Holla!


A Golden Video



Kanye West -- "Champion" (Music Video)



Kanye West may not be the fastest man on Earth, but he certainly deserves a gold medal for making some of the most creative videos in pop music.

Just in time for the 2008 Beijing Olympic games, K-Weezy unveiled a new video for "Champion," his anthemic ode to being the best of the best. In the clip, a rangy puppet version of the rhyme-spitter is allowed to compete in the fictional United Games. "I don't see why I need a stylist, when I shop so much I can speak Italian," spits 'Ye as his sunglasses-wearing alter ego air-boxes, dances, jogs and lift weights while training for a big sprint race. Not surprising, the puppet wins the competition and the glory.

In addition, Kanye drops the bomb track, "Jocking Jay-Z," which he (and Hova) recently performed on the final outing of his Glow in the Dark Tour.
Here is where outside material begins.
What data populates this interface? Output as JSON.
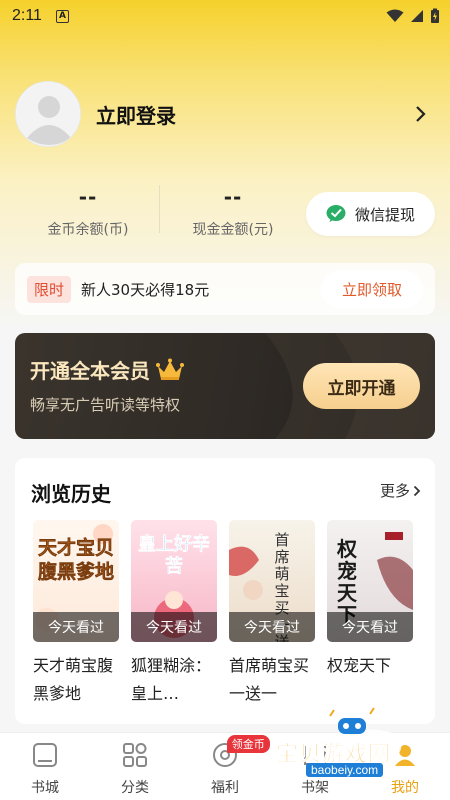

The track most likely will appear on Jigga's Blueprint III disc.


**BONUS**:

If you want to watch some more puppet tomfoolery, check out this brief clip of Bert and Ernie reciting "stick-em-up" lyrics from M.O.P.'s hardcore track "Ante Up." Sesame Street never looked so gangsta before.






Holla!


Thank You: Celebrating Five Years




"I just wanna thank you, for being around/
And patiently waitin and holdin me down/
It's easy to see, for [Mr. T]/
That without no you, there could be no me . . ."

-- Xzibit, "Thank You"

I'm well aware that this is a month late. I never said punctuality was my strong suit.

Nevertheless . . .

On July 23, 2003, I debuted Beats and Rants on Typepad after taking my initial steps into the blogging world via Easyjournal.com (Check out the crazy posts I wrote over there, it's hilarious!). Over the five years that Beats and Rants has been on Typepad, I have been blogging about music, life observations and, notably, my infamous obituaries ("Can we please have a moment of silence . . . ").

Through the years, I accumulated a hugh readership, but also I lost a lot of readers due to my content.
My blog tally is 460 posts, 1,158 comments and 51 TrackBacks.

All and all, I just want to say . . .

Thank you for the five years of support and readership.
Thank you for the five years of comments -- good and bad.
Thank you for the hater-ation.
Thank you for the spamming (You Bastards!).
Thank you for the music links.

Thank you for the love.

Here's to another five years of blogging.

So for my 5th Anniversary, I'm going to repost some of my most popular and controversial write-ups here on Beats and Rants. Don't worry, I haven't gone anywhere. I will also continue to add new posts, as well. A little bit of the old and new. Ya feel me?

Once again . . .

Thank you, your welcome.

Holla!